When BFBS and ABS started their operations in the East, the branch offices located in Egypt, Lebanon, many other countries in the Middle East, Greece, Albania, Macedonia and the Balkans were all managed by the headquarters of the two Societies in Istanbul. Therefore, both the Bible translations into the languages spoken in these lands and the distribution and sales of those translations were handled by the managers residing in Istanbul. During the rule of the Ottoman Empire, the Christian Scriptures were banned from time to time in various regions, but these bans were quickly retracted by higher authorities and many language groups living within the borders of the Empire received the Bible they could understand. Restrictions on the publishing and sale of the Bible gradually came to an end in the 2000s. The Bible Society continues to provide its products through the sales centre in Beyoğlu Tünel Square, via digital platforms, and by participating in various book fairs in Turkey.

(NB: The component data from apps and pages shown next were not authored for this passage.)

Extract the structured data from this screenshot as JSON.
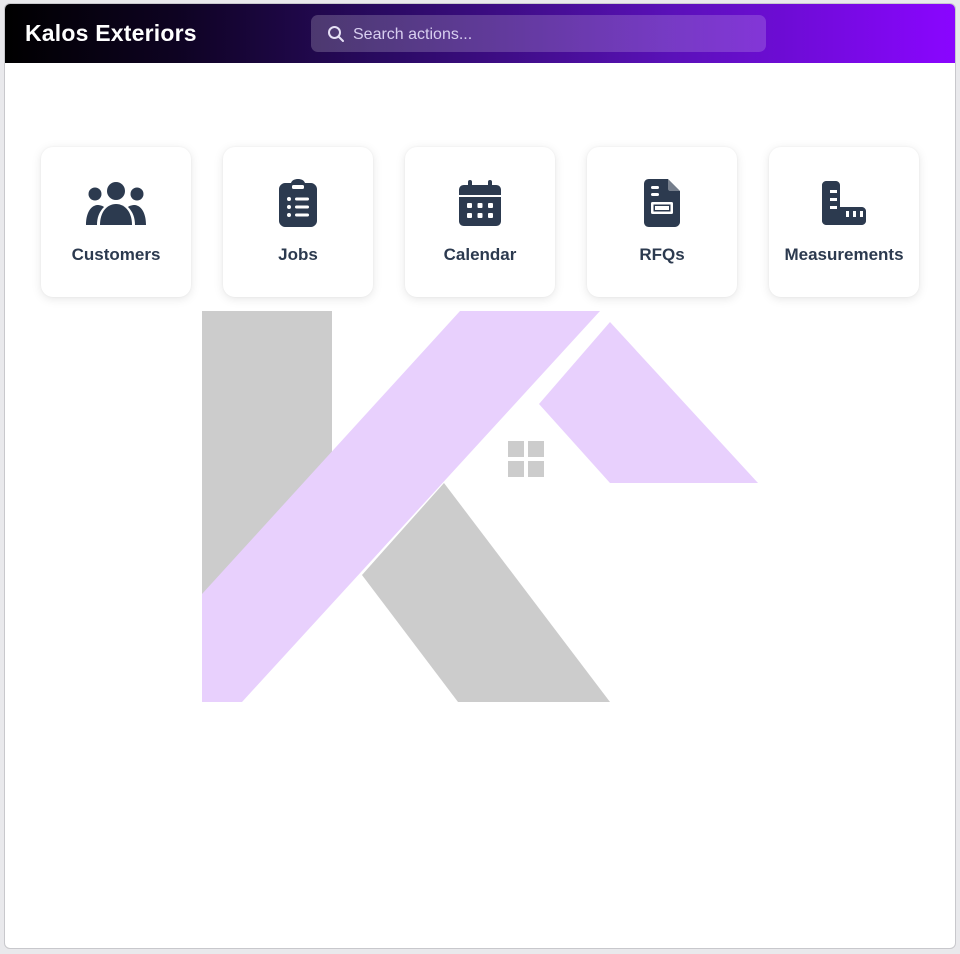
{
  "header": {
    "brand": "Kalos Exteriors",
    "search_placeholder": "Search actions..."
  },
  "colors": {
    "header_gradient_start": "#000000",
    "header_gradient_end": "#8a05ff",
    "tile_text": "#2c3a4f",
    "icon_color": "#2c3a4f",
    "logo_gray": "#cccccc",
    "logo_lavender": "#e8d0fd"
  },
  "tiles": [
    {
      "label": "Customers",
      "icon": "users-icon"
    },
    {
      "label": "Jobs",
      "icon": "clipboard-list-icon"
    },
    {
      "label": "Calendar",
      "icon": "calendar-icon"
    },
    {
      "label": "RFQs",
      "icon": "file-invoice-icon"
    },
    {
      "label": "Measurements",
      "icon": "ruler-icon"
    }
  ],
  "logo": {
    "icon": "kalos-k-house-logo"
  }
}
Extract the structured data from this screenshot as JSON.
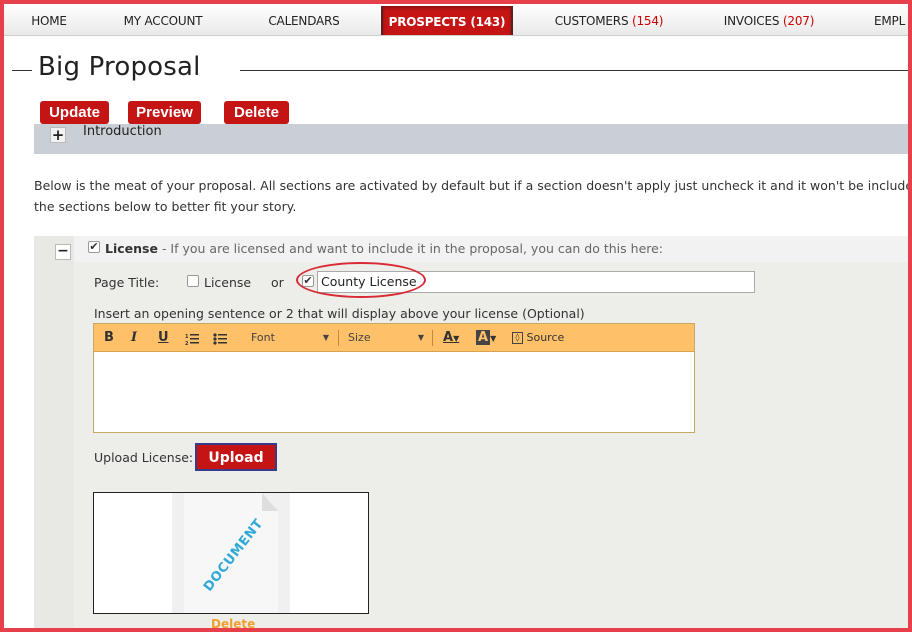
{
  "nav": {
    "items": [
      {
        "label": "HOME",
        "count": ""
      },
      {
        "label": "MY ACCOUNT",
        "count": ""
      },
      {
        "label": "CALENDARS",
        "count": ""
      },
      {
        "label": "PROSPECTS",
        "count": "(143)"
      },
      {
        "label": "CUSTOMERS",
        "count": "(154)"
      },
      {
        "label": "INVOICES",
        "count": "(207)"
      },
      {
        "label": "EMPL",
        "count": ""
      }
    ],
    "active": "PROSPECTS"
  },
  "page": {
    "title": "Big Proposal"
  },
  "actions": {
    "update_label": "Update",
    "preview_label": "Preview",
    "delete_label": "Delete"
  },
  "intro": {
    "expand_glyph": "+",
    "label": "Introduction"
  },
  "description": {
    "line1": "Below is the meat of your proposal. All sections are activated by default but if a section doesn't apply just uncheck it and it won't be included in th",
    "line2": "the sections below to better fit your story."
  },
  "license_section": {
    "collapse_glyph": "−",
    "enabled_checked": true,
    "heading": "License",
    "subtitle": " - If you are licensed and want to include it in the proposal, you can do this here:",
    "page_title_label": "Page Title:",
    "option_license_label": "License",
    "option_license_checked": false,
    "or_label": "or",
    "custom_checked": true,
    "custom_title_value": "County License",
    "editor_prompt": "Insert an opening sentence or 2 that will display above your license (Optional)",
    "upload_label": "Upload License:",
    "upload_button": "Upload",
    "document_word": "DOCUMENT",
    "delete_link": "Delete"
  },
  "editor_toolbar": {
    "bold": "B",
    "italic": "I",
    "underline": "U",
    "font_label": "Font",
    "size_label": "Size",
    "text_color": "A",
    "bg_color": "A",
    "source_label": "Source"
  },
  "colors": {
    "brand_red": "#c41414",
    "frame_red": "#e8404a",
    "toolbar_orange": "#ffc06a",
    "highlight_oval": "#d92a36"
  }
}
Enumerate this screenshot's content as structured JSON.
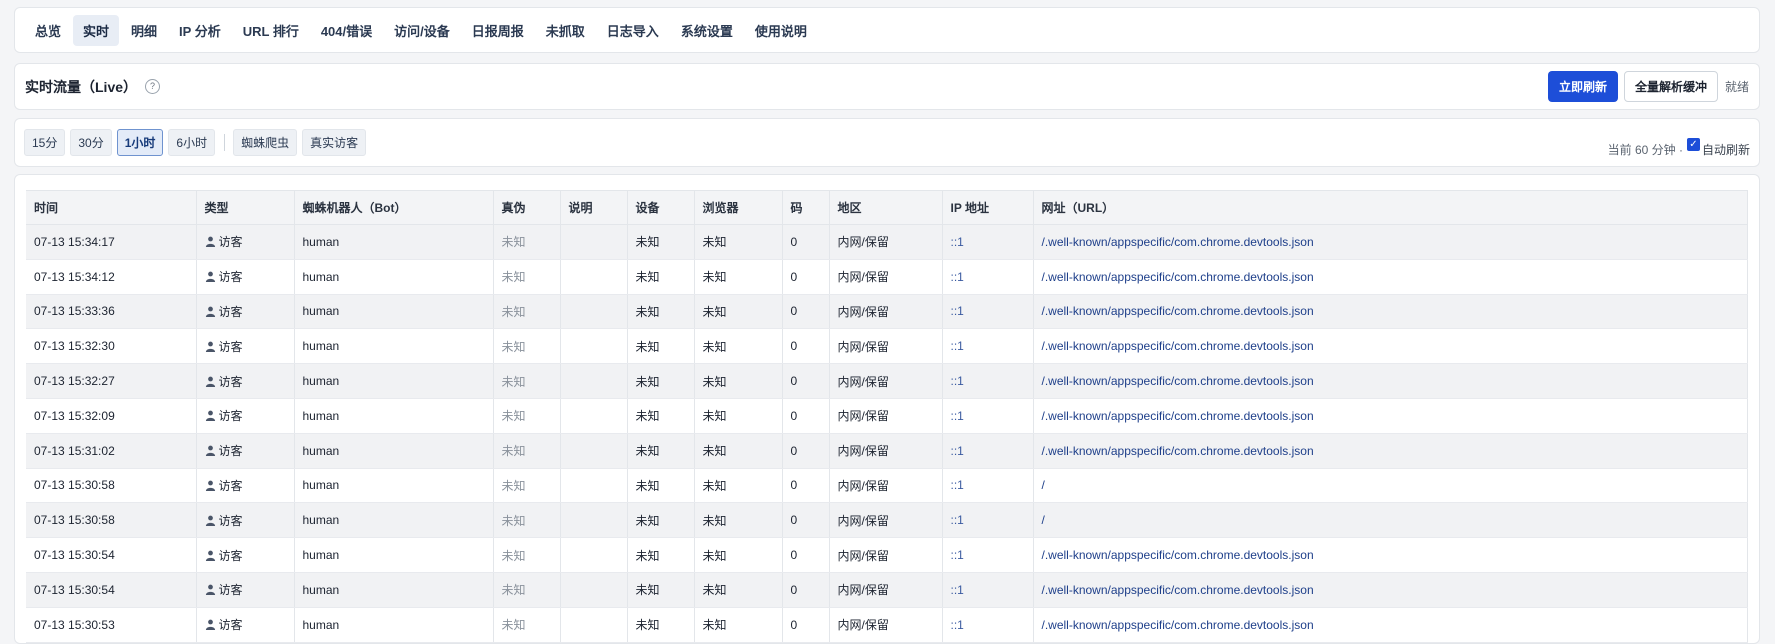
{
  "nav": {
    "items": [
      "总览",
      "实时",
      "明细",
      "IP 分析",
      "URL 排行",
      "404/错误",
      "访问/设备",
      "日报周报",
      "未抓取",
      "日志导入",
      "系统设置",
      "使用说明"
    ],
    "active": "实时"
  },
  "header": {
    "title": "实时流量（Live）",
    "help_icon": "?",
    "refresh_label": "立即刷新",
    "flush_label": "全量解析缓冲",
    "status": "就绪"
  },
  "filters": {
    "ranges": [
      "15分",
      "30分",
      "1小时",
      "6小时"
    ],
    "active_range": "1小时",
    "types": [
      "蜘蛛爬虫",
      "真实访客"
    ],
    "current_text": "当前 60 分钟 ·",
    "auto_refresh_checked": true,
    "auto_refresh_label": "自动刷新"
  },
  "table": {
    "columns": [
      "时间",
      "类型",
      "蜘蛛机器人（Bot）",
      "真伪",
      "说明",
      "设备",
      "浏览器",
      "码",
      "地区",
      "IP 地址",
      "网址（URL）"
    ],
    "rows": [
      {
        "time": "07-13 15:34:17",
        "type": "访客",
        "bot": "human",
        "auth": "未知",
        "note": "",
        "device": "未知",
        "browser": "未知",
        "code": "0",
        "region": "内网/保留",
        "ip": "::1",
        "url": "/.well-known/appspecific/com.chrome.devtools.json"
      },
      {
        "time": "07-13 15:34:12",
        "type": "访客",
        "bot": "human",
        "auth": "未知",
        "note": "",
        "device": "未知",
        "browser": "未知",
        "code": "0",
        "region": "内网/保留",
        "ip": "::1",
        "url": "/.well-known/appspecific/com.chrome.devtools.json"
      },
      {
        "time": "07-13 15:33:36",
        "type": "访客",
        "bot": "human",
        "auth": "未知",
        "note": "",
        "device": "未知",
        "browser": "未知",
        "code": "0",
        "region": "内网/保留",
        "ip": "::1",
        "url": "/.well-known/appspecific/com.chrome.devtools.json"
      },
      {
        "time": "07-13 15:32:30",
        "type": "访客",
        "bot": "human",
        "auth": "未知",
        "note": "",
        "device": "未知",
        "browser": "未知",
        "code": "0",
        "region": "内网/保留",
        "ip": "::1",
        "url": "/.well-known/appspecific/com.chrome.devtools.json"
      },
      {
        "time": "07-13 15:32:27",
        "type": "访客",
        "bot": "human",
        "auth": "未知",
        "note": "",
        "device": "未知",
        "browser": "未知",
        "code": "0",
        "region": "内网/保留",
        "ip": "::1",
        "url": "/.well-known/appspecific/com.chrome.devtools.json"
      },
      {
        "time": "07-13 15:32:09",
        "type": "访客",
        "bot": "human",
        "auth": "未知",
        "note": "",
        "device": "未知",
        "browser": "未知",
        "code": "0",
        "region": "内网/保留",
        "ip": "::1",
        "url": "/.well-known/appspecific/com.chrome.devtools.json"
      },
      {
        "time": "07-13 15:31:02",
        "type": "访客",
        "bot": "human",
        "auth": "未知",
        "note": "",
        "device": "未知",
        "browser": "未知",
        "code": "0",
        "region": "内网/保留",
        "ip": "::1",
        "url": "/.well-known/appspecific/com.chrome.devtools.json"
      },
      {
        "time": "07-13 15:30:58",
        "type": "访客",
        "bot": "human",
        "auth": "未知",
        "note": "",
        "device": "未知",
        "browser": "未知",
        "code": "0",
        "region": "内网/保留",
        "ip": "::1",
        "url": "/"
      },
      {
        "time": "07-13 15:30:58",
        "type": "访客",
        "bot": "human",
        "auth": "未知",
        "note": "",
        "device": "未知",
        "browser": "未知",
        "code": "0",
        "region": "内网/保留",
        "ip": "::1",
        "url": "/"
      },
      {
        "time": "07-13 15:30:54",
        "type": "访客",
        "bot": "human",
        "auth": "未知",
        "note": "",
        "device": "未知",
        "browser": "未知",
        "code": "0",
        "region": "内网/保留",
        "ip": "::1",
        "url": "/.well-known/appspecific/com.chrome.devtools.json"
      },
      {
        "time": "07-13 15:30:54",
        "type": "访客",
        "bot": "human",
        "auth": "未知",
        "note": "",
        "device": "未知",
        "browser": "未知",
        "code": "0",
        "region": "内网/保留",
        "ip": "::1",
        "url": "/.well-known/appspecific/com.chrome.devtools.json"
      },
      {
        "time": "07-13 15:30:53",
        "type": "访客",
        "bot": "human",
        "auth": "未知",
        "note": "",
        "device": "未知",
        "browser": "未知",
        "code": "0",
        "region": "内网/保留",
        "ip": "::1",
        "url": "/.well-known/appspecific/com.chrome.devtools.json"
      }
    ]
  },
  "colors": {
    "primary": "#1d4ed8",
    "link": "#1e3f8a",
    "person_icon": "#4a5568"
  },
  "icons": {
    "type_icon": "person-icon",
    "check": "checkmark-icon"
  }
}
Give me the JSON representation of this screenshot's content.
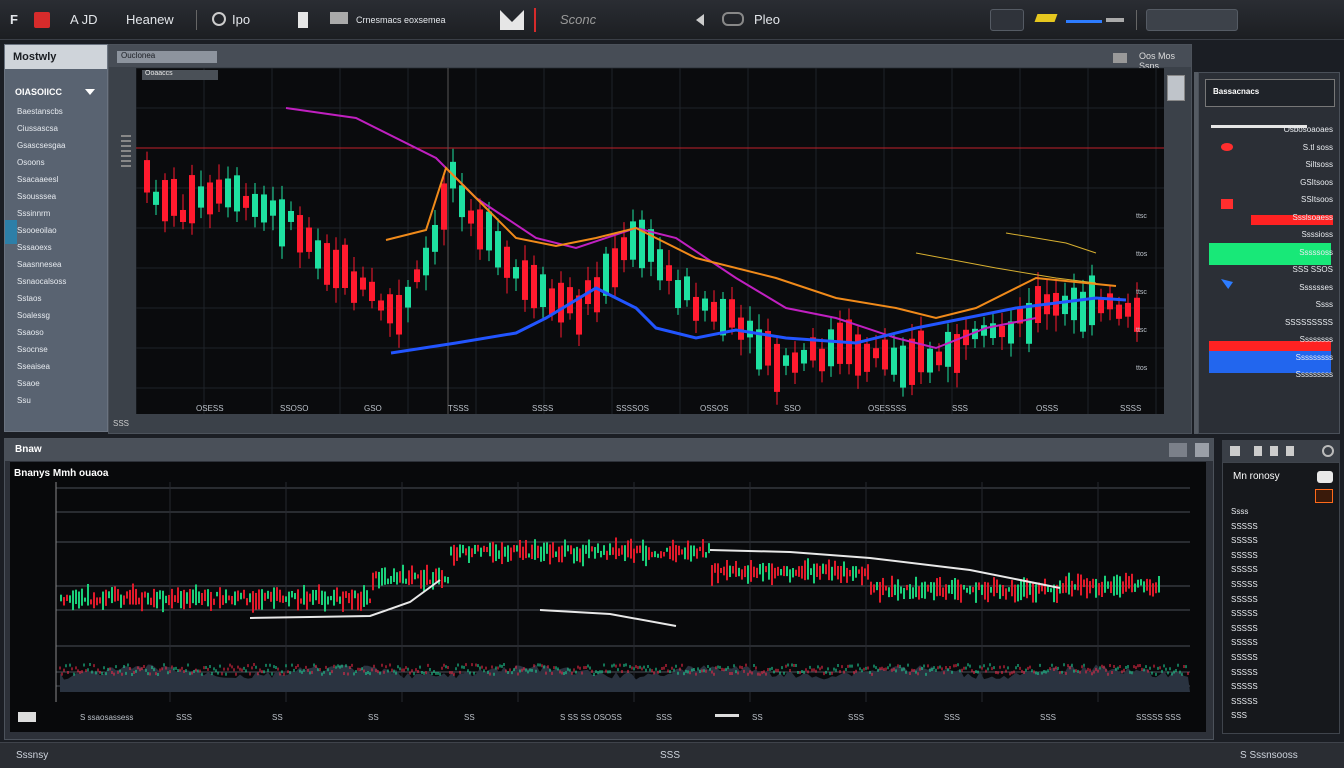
{
  "toolbar": {
    "item1": "F",
    "item2": "A JD",
    "item3": "Heanew",
    "item4": "Ipo",
    "item5": "Crnesmacs eoxsemea",
    "item6": "Sconc",
    "item7": "Pleo",
    "accent_red": "#d62b2b",
    "accent_blue": "#2d7cff"
  },
  "left_panel": {
    "title": "Mostwly",
    "section": "OIASOIICC",
    "items": [
      "Baestanscbs",
      "Ciussascsa",
      "Gsascsesgaa",
      "Osoons",
      "Ssacaaeesl",
      "Ssousssea",
      "Sssinnrm",
      "Ssooeoilao",
      "Sssaoexs",
      "Saasnnesea",
      "Ssnaocalsoss",
      "Sstaos",
      "Soalessg",
      "Ssaoso",
      "Ssocnse",
      "Sseaisea",
      "Ssaoe",
      "Ssu"
    ]
  },
  "main_chart": {
    "header_tag": "Ouclonea",
    "status_right": "Oos Mos Ssns",
    "title_tag": "Ooaaccs",
    "bottom_label": "SSS",
    "price_labels": [
      "ttsc",
      "ttos",
      "ttsc",
      "ttsc",
      "ttos"
    ],
    "time_labels": [
      "OSESS",
      "SSOSO",
      "GSO",
      "TSSS",
      "SSSS",
      "SSSSOS",
      "OSSOS",
      "SSO",
      "OSESSSS",
      "SSS",
      "OSSS",
      "SSSS"
    ],
    "up_color": "#1ee0a0",
    "down_color": "#ff1a2e"
  },
  "right_panel": {
    "title": "Bassacnacs",
    "rows": [
      "Osbosoaoaes",
      "S.tl soss",
      "Siltsoss",
      "GSItsoos",
      "SSItsoos",
      "Ssslsoaess",
      "Ssssioss",
      "Sssssoss",
      "SSS SSOS",
      "Sssssses",
      "Ssss",
      "SSSSSSSSS",
      "Ssssssss",
      "Sssssssss",
      "Sssssssss"
    ],
    "green_bar": "#18e878",
    "red_bar": "#ff2222",
    "blue_bar": "#2266ee"
  },
  "lower_chart": {
    "window_title": "Bnaw",
    "title": "Bnanys Mmh ouaoa",
    "bottom_labels": [
      "S ssaosassess",
      "SSS",
      "SS",
      "SS",
      "SS",
      "S SS SS OSOSS",
      "SSS",
      "SS",
      "SSS",
      "SSS",
      "SSS",
      "SSSSS SSS"
    ]
  },
  "orderbook": {
    "title": "Mn ronosy",
    "rows": [
      "Ssss",
      "SSSSS",
      "SSSSS",
      "SSSSS",
      "SSSSS",
      "SSSSS",
      "SSSSS",
      "SSSSS",
      "SSSSS",
      "SSSSS",
      "SSSSS",
      "SSSSS",
      "SSSSS",
      "SSSSS",
      "SSS"
    ]
  },
  "status_bar": {
    "left": "Sssnsy",
    "center": "SSS",
    "right": "S Sssnsooss"
  }
}
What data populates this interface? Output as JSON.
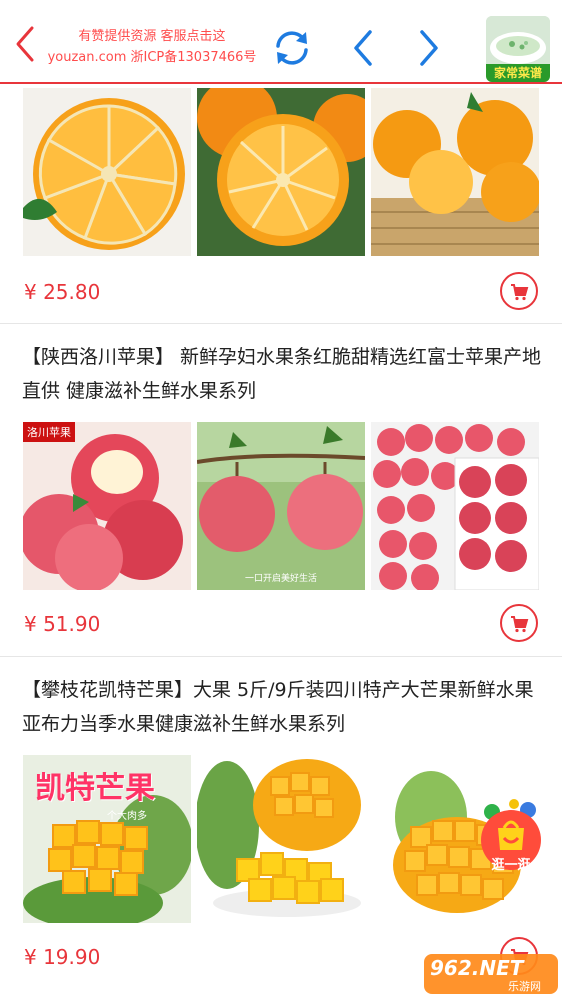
{
  "header": {
    "line1": "有赞提供资源 客服点击这",
    "line2": "youzan.com 浙ICP备13037466号",
    "thumb_label": "家常菜谱"
  },
  "products": [
    {
      "title": "",
      "price": "¥ 25.80"
    },
    {
      "title": "【陕西洛川苹果】 新鲜孕妇水果条红脆甜精选红富士苹果产地直供 健康滋补生鲜水果系列",
      "price": "¥ 51.90",
      "image_badge": "洛川苹果",
      "image_caption": "一口开启美好生活"
    },
    {
      "title": "【攀枝花凯特芒果】大果 5斤/9斤装四川特产大芒果新鲜水果 亚布力当季水果健康滋补生鲜水果系列",
      "price": "¥ 19.90",
      "image_title": "凯特芒果",
      "image_sub": "个大肉多"
    }
  ],
  "floating": {
    "shop_label": "逛一逛"
  },
  "watermark": {
    "text": "962.NET",
    "sub": "乐游网"
  },
  "colors": {
    "accent": "#e8353b",
    "header_text": "#ff4c4c",
    "icon_blue": "#1e7be0"
  }
}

During the period of the Republic of Turkey One of the key managers of the Bible the Company was Lyman MacCallum. MacCallum was born in the eastern Anatolian city of Erzurum in 1893 and lived for many years in south-eastern town of Maraş where his parents were teachers at the American College. He later went to Canada to train to be an engineer but couldn’t complete his education as the First World War broke out and he enlisted in the Canadian army and as a soldier in France participated in violent clashes there. In this military service, he suffered from a poison gas attack and for many years he was an invalid in many hospitals in England and Canada. Doctors didn’t give him much hope. But finally he was able to find the strength to make a short visit to see his parents in Istanbul. It was during this visit that the director of the Bible Company at that time invited him to work for him. MacCallum accepted this invitation and worked as a manager between the years of 1925 to 1955. During his tenure of 30 years he witnessed the establishment of the Republic of Turkey. As well as speaking Turkish and English as a mother tongue the years he spent in Anatolia gave him the opportunity to get to know the people of the country very well. He died in Turkey and was buried in Feriköy Protestant Cemetery in Istanbul. During MacCallum’s tenure, the Bible was printed and distributed in many languages ​​and alphabets. During the imposition of Wealth Tax in 1942 liable by all the employees of the company he actively sought donations to collect this tax and paid those huge sums.

Sales center under Tunnel Pass, off the Grande Rue de Pera - Source: The Bible in the World, August 1909

The second shop of the British and Foreign Bible Society on the Grande Rue de Pera. Source: The Bible in the World, December 1926.

interior of the reading room.

Loading at the company store-house in Galata. The books on the cart were being dispatched to Salonica and Athens. The building on the quay near the Customs House consisted of a shop, an office, warehouse, packing room and court-yard. Source: The Bible in the World, December 1926.

A Bible colporteur in Istanbul in the mid-1800s. On the bag is written ‘Kitabı Mukaddes’ (the Bible) in Turkish with Armenian script.

The sales point of the American Bible Society in Mardin, serving with the sign ‘The American Library’ and its manager. Early 1900s.

Bible company arranged exhibition to celebrate the centenary of the translation and printing of the Bible in Armenian in 1953.

In 1953, on the 100th anniversary of the Bible translation into modern Armenian, Lyman MacCallum presents the Armenian Bible to the Lebanese President Camille Chamoun.

A ceremony of gratitude at the Aynalıçeşme Armenian Protestant Church in 1953 for the 100th anniversary of the translation of the Bible into Modern Armenian. In the middle is Lyman MacCallum, his wife is on the right and his assistant Paul Herman Nilson, the director of KMŞ after him is on his left.